Work to be completed
A faithful copy of the entries, without any pictures, is what is needed here.

Stored items:
>>>>

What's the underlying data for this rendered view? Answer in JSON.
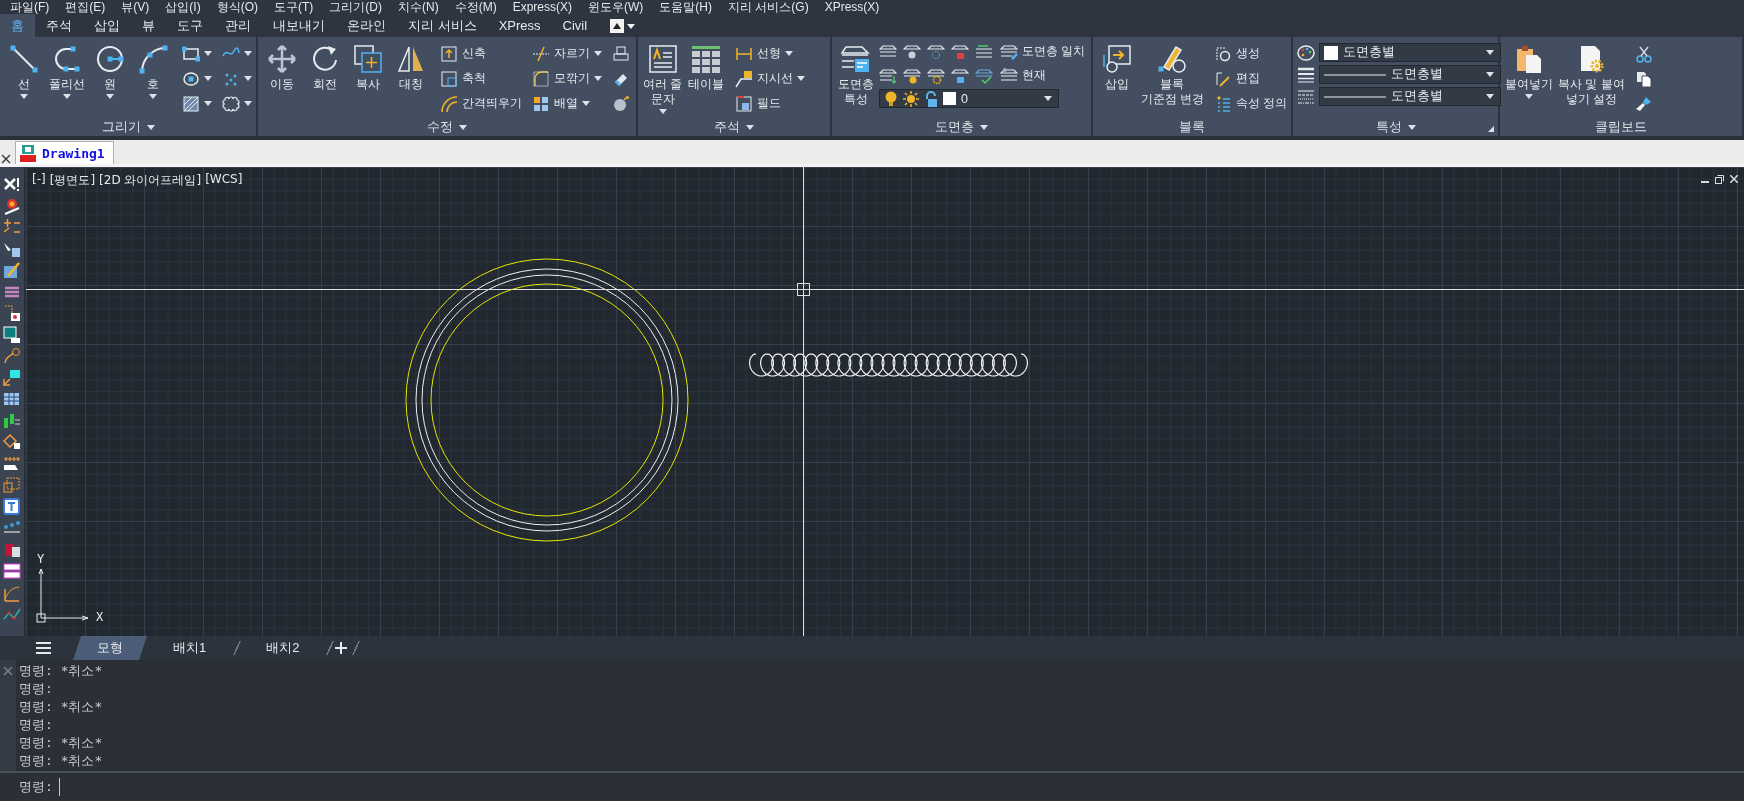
{
  "menu_bar": [
    "파일(F)",
    "편집(E)",
    "뷰(V)",
    "삽입(I)",
    "형식(O)",
    "도구(T)",
    "그리기(D)",
    "치수(N)",
    "수정(M)",
    "Express(X)",
    "윈도우(W)",
    "도움말(H)",
    "지리 서비스(G)",
    "XPress(X)"
  ],
  "ribbon_tabs": [
    {
      "label": "홈",
      "selected": true
    },
    {
      "label": "주석",
      "selected": false
    },
    {
      "label": "삽입",
      "selected": false
    },
    {
      "label": "뷰",
      "selected": false
    },
    {
      "label": "도구",
      "selected": false
    },
    {
      "label": "관리",
      "selected": false
    },
    {
      "label": "내보내기",
      "selected": false
    },
    {
      "label": "온라인",
      "selected": false
    },
    {
      "label": "지리 서비스",
      "selected": false
    },
    {
      "label": "XPress",
      "selected": false
    },
    {
      "label": "Civil",
      "selected": false
    }
  ],
  "ribbon_panels": [
    {
      "title": "그리기",
      "title_menu": true,
      "launcher": false,
      "items": [
        {
          "kind": "large",
          "label": "선",
          "dropdown": true
        },
        {
          "kind": "large",
          "label": "폴리선",
          "dropdown": true
        },
        {
          "kind": "large",
          "label": "원",
          "dropdown": true
        },
        {
          "kind": "large",
          "label": "호",
          "dropdown": true
        },
        {
          "kind": "stack",
          "tools": [
            {
              "dropdown": true
            },
            {
              "dropdown": true
            },
            {
              "dropdown": true
            }
          ]
        },
        {
          "kind": "stack",
          "tools": [
            {
              "dropdown": true
            },
            {
              "dropdown": true
            },
            {
              "dropdown": true
            }
          ]
        }
      ]
    },
    {
      "title": "수정",
      "title_menu": true,
      "launcher": false,
      "items": [
        {
          "kind": "large",
          "label": "이동",
          "dropdown": false
        },
        {
          "kind": "large",
          "label": "회전",
          "dropdown": false
        },
        {
          "kind": "large",
          "label": "복사",
          "dropdown": false
        },
        {
          "kind": "large",
          "label": "대칭",
          "dropdown": false
        },
        {
          "kind": "stack",
          "tools": [
            {
              "label": "신축",
              "dropdown": false
            },
            {
              "label": "축척",
              "dropdown": false
            },
            {
              "label": "간격띄우기",
              "dropdown": false
            }
          ]
        },
        {
          "kind": "stack",
          "tools": [
            {
              "label": "자르기",
              "dropdown": true
            },
            {
              "label": "모깎기",
              "dropdown": true
            },
            {
              "label": "배열",
              "dropdown": true
            }
          ]
        },
        {
          "kind": "stack",
          "tools": [
            {
              "dropdown": false
            },
            {
              "dropdown": false
            },
            {
              "dropdown": false
            }
          ]
        }
      ]
    },
    {
      "title": "주석",
      "title_menu": true,
      "launcher": false,
      "items": [
        {
          "kind": "large",
          "label": "여러 줄\n문자",
          "dropdown": true
        },
        {
          "kind": "large",
          "label": "테이블",
          "dropdown": false
        },
        {
          "kind": "stack",
          "tools": [
            {
              "label": "선형",
              "dropdown": true
            },
            {
              "label": "지시선",
              "dropdown": true
            },
            {
              "label": "필드",
              "dropdown": false
            }
          ]
        }
      ]
    },
    {
      "title": "도면층",
      "title_menu": true,
      "launcher": false,
      "items": [
        {
          "kind": "large",
          "label": "도면층\n특성",
          "dropdown": false
        },
        {
          "kind": "layer_block",
          "rows": [
            {
              "label": "도면층 일치"
            },
            {
              "label": "현재"
            }
          ],
          "current_layer": "0"
        }
      ]
    },
    {
      "title": "블록",
      "title_menu": false,
      "launcher": false,
      "items": [
        {
          "kind": "large",
          "label": "삽입",
          "dropdown": false
        },
        {
          "kind": "large",
          "label": "블록\n기준점 변경",
          "dropdown": false
        },
        {
          "kind": "stack",
          "tools": [
            {
              "label": "생성",
              "dropdown": false
            },
            {
              "label": "편집",
              "dropdown": false
            },
            {
              "label": "속성 정의",
              "dropdown": false
            }
          ]
        }
      ]
    },
    {
      "title": "특성",
      "title_menu": true,
      "launcher": true,
      "items": [
        {
          "kind": "combos",
          "combos": [
            {
              "kind": "color",
              "value": "도면층별"
            },
            {
              "kind": "lineweight",
              "value": "도면층별"
            },
            {
              "kind": "linetype",
              "value": "도면층별"
            }
          ]
        }
      ]
    },
    {
      "title": "클립보드",
      "title_menu": false,
      "launcher": false,
      "items": [
        {
          "kind": "large",
          "label": "붙여넣기",
          "dropdown": true
        },
        {
          "kind": "large",
          "label": "복사 및 붙여\n넣기 설정",
          "dropdown": false
        },
        {
          "kind": "stack",
          "tools": [
            {
              "dropdown": false
            },
            {
              "dropdown": false
            },
            {
              "dropdown": false
            }
          ]
        }
      ]
    }
  ],
  "document_tabs": [
    {
      "label": "Drawing1",
      "selected": true
    }
  ],
  "viewport": {
    "controls": [
      "[-]",
      "[평면도]",
      "[2D 와이어프레임]",
      "[WCS]"
    ],
    "ucs": {
      "y_label": "Y",
      "x_label": "X"
    }
  },
  "layout_tabs": [
    {
      "label": "모형",
      "selected": true
    },
    {
      "label": "배치1",
      "selected": false
    },
    {
      "label": "배치2",
      "selected": false
    }
  ],
  "command_history": [
    "명령: *취소*",
    "명령:",
    "명령: *취소*",
    "명령:",
    "명령: *취소*",
    "명령: *취소*"
  ],
  "command_line": {
    "prompt": "명령:"
  }
}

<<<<

Answer below
What's the underlying data for this rendered view? Answer in JSON.
{
  "menu_bar": [
    "파일(F)",
    "편집(E)",
    "뷰(V)",
    "삽입(I)",
    "형식(O)",
    "도구(T)",
    "그리기(D)",
    "치수(N)",
    "수정(M)",
    "Express(X)",
    "윈도우(W)",
    "도움말(H)",
    "지리 서비스(G)",
    "XPress(X)"
  ],
  "ribbon_tabs": [
    {
      "label": "홈",
      "selected": true
    },
    {
      "label": "주석",
      "selected": false
    },
    {
      "label": "삽입",
      "selected": false
    },
    {
      "label": "뷰",
      "selected": false
    },
    {
      "label": "도구",
      "selected": false
    },
    {
      "label": "관리",
      "selected": false
    },
    {
      "label": "내보내기",
      "selected": false
    },
    {
      "label": "온라인",
      "selected": false
    },
    {
      "label": "지리 서비스",
      "selected": false
    },
    {
      "label": "XPress",
      "selected": false
    },
    {
      "label": "Civil",
      "selected": false
    }
  ],
  "ribbon_panels": [
    {
      "title": "그리기",
      "title_menu": true,
      "launcher": false,
      "items": [
        {
          "kind": "large",
          "label": "선",
          "dropdown": true
        },
        {
          "kind": "large",
          "label": "폴리선",
          "dropdown": true
        },
        {
          "kind": "large",
          "label": "원",
          "dropdown": true
        },
        {
          "kind": "large",
          "label": "호",
          "dropdown": true
        },
        {
          "kind": "stack",
          "tools": [
            {
              "dropdown": true
            },
            {
              "dropdown": true
            },
            {
              "dropdown": true
            }
          ]
        },
        {
          "kind": "stack",
          "tools": [
            {
              "dropdown": true
            },
            {
              "dropdown": true
            },
            {
              "dropdown": true
            }
          ]
        }
      ]
    },
    {
      "title": "수정",
      "title_menu": true,
      "launcher": false,
      "items": [
        {
          "kind": "large",
          "label": "이동",
          "dropdown": false
        },
        {
          "kind": "large",
          "label": "회전",
          "dropdown": false
        },
        {
          "kind": "large",
          "label": "복사",
          "dropdown": false
        },
        {
          "kind": "large",
          "label": "대칭",
          "dropdown": false
        },
        {
          "kind": "stack",
          "tools": [
            {
              "label": "신축",
              "dropdown": false
            },
            {
              "label": "축척",
              "dropdown": false
            },
            {
              "label": "간격띄우기",
              "dropdown": false
            }
          ]
        },
        {
          "kind": "stack",
          "tools": [
            {
              "label": "자르기",
              "dropdown": true
            },
            {
              "label": "모깎기",
              "dropdown": true
            },
            {
              "label": "배열",
              "dropdown": true
            }
          ]
        },
        {
          "kind": "stack",
          "tools": [
            {
              "dropdown": false
            },
            {
              "dropdown": false
            },
            {
              "dropdown": false
            }
          ]
        }
      ]
    },
    {
      "title": "주석",
      "title_menu": true,
      "launcher": false,
      "items": [
        {
          "kind": "large",
          "label": "여러 줄\n문자",
          "dropdown": true
        },
        {
          "kind": "large",
          "label": "테이블",
          "dropdown": false
        },
        {
          "kind": "stack",
          "tools": [
            {
              "label": "선형",
              "dropdown": true
            },
            {
              "label": "지시선",
              "dropdown": true
            },
            {
              "label": "필드",
              "dropdown": false
            }
          ]
        }
      ]
    },
    {
      "title": "도면층",
      "title_menu": true,
      "launcher": false,
      "items": [
        {
          "kind": "large",
          "label": "도면층\n특성",
          "dropdown": false
        },
        {
          "kind": "layer_block",
          "rows": [
            {
              "label": "도면층 일치"
            },
            {
              "label": "현재"
            }
          ],
          "current_layer": "0"
        }
      ]
    },
    {
      "title": "블록",
      "title_menu": false,
      "launcher": false,
      "items": [
        {
          "kind": "large",
          "label": "삽입",
          "dropdown": false
        },
        {
          "kind": "large",
          "label": "블록\n기준점 변경",
          "dropdown": false
        },
        {
          "kind": "stack",
          "tools": [
            {
              "label": "생성",
              "dropdown": false
            },
            {
              "label": "편집",
              "dropdown": false
            },
            {
              "label": "속성 정의",
              "dropdown": false
            }
          ]
        }
      ]
    },
    {
      "title": "특성",
      "title_menu": true,
      "launcher": true,
      "items": [
        {
          "kind": "combos",
          "combos": [
            {
              "kind": "color",
              "value": "도면층별"
            },
            {
              "kind": "lineweight",
              "value": "도면층별"
            },
            {
              "kind": "linetype",
              "value": "도면층별"
            }
          ]
        }
      ]
    },
    {
      "title": "클립보드",
      "title_menu": false,
      "launcher": false,
      "items": [
        {
          "kind": "large",
          "label": "붙여넣기",
          "dropdown": true
        },
        {
          "kind": "large",
          "label": "복사 및 붙여\n넣기 설정",
          "dropdown": false
        },
        {
          "kind": "stack",
          "tools": [
            {
              "dropdown": false
            },
            {
              "dropdown": false
            },
            {
              "dropdown": false
            }
          ]
        }
      ]
    }
  ],
  "document_tabs": [
    {
      "label": "Drawing1",
      "selected": true
    }
  ],
  "viewport": {
    "controls": [
      "[-]",
      "[평면도]",
      "[2D 와이어프레임]",
      "[WCS]"
    ],
    "ucs": {
      "y_label": "Y",
      "x_label": "X"
    }
  },
  "layout_tabs": [
    {
      "label": "모형",
      "selected": true
    },
    {
      "label": "배치1",
      "selected": false
    },
    {
      "label": "배치2",
      "selected": false
    }
  ],
  "command_history": [
    "명령: *취소*",
    "명령:",
    "명령: *취소*",
    "명령:",
    "명령: *취소*",
    "명령: *취소*"
  ],
  "command_line": {
    "prompt": "명령:"
  }
}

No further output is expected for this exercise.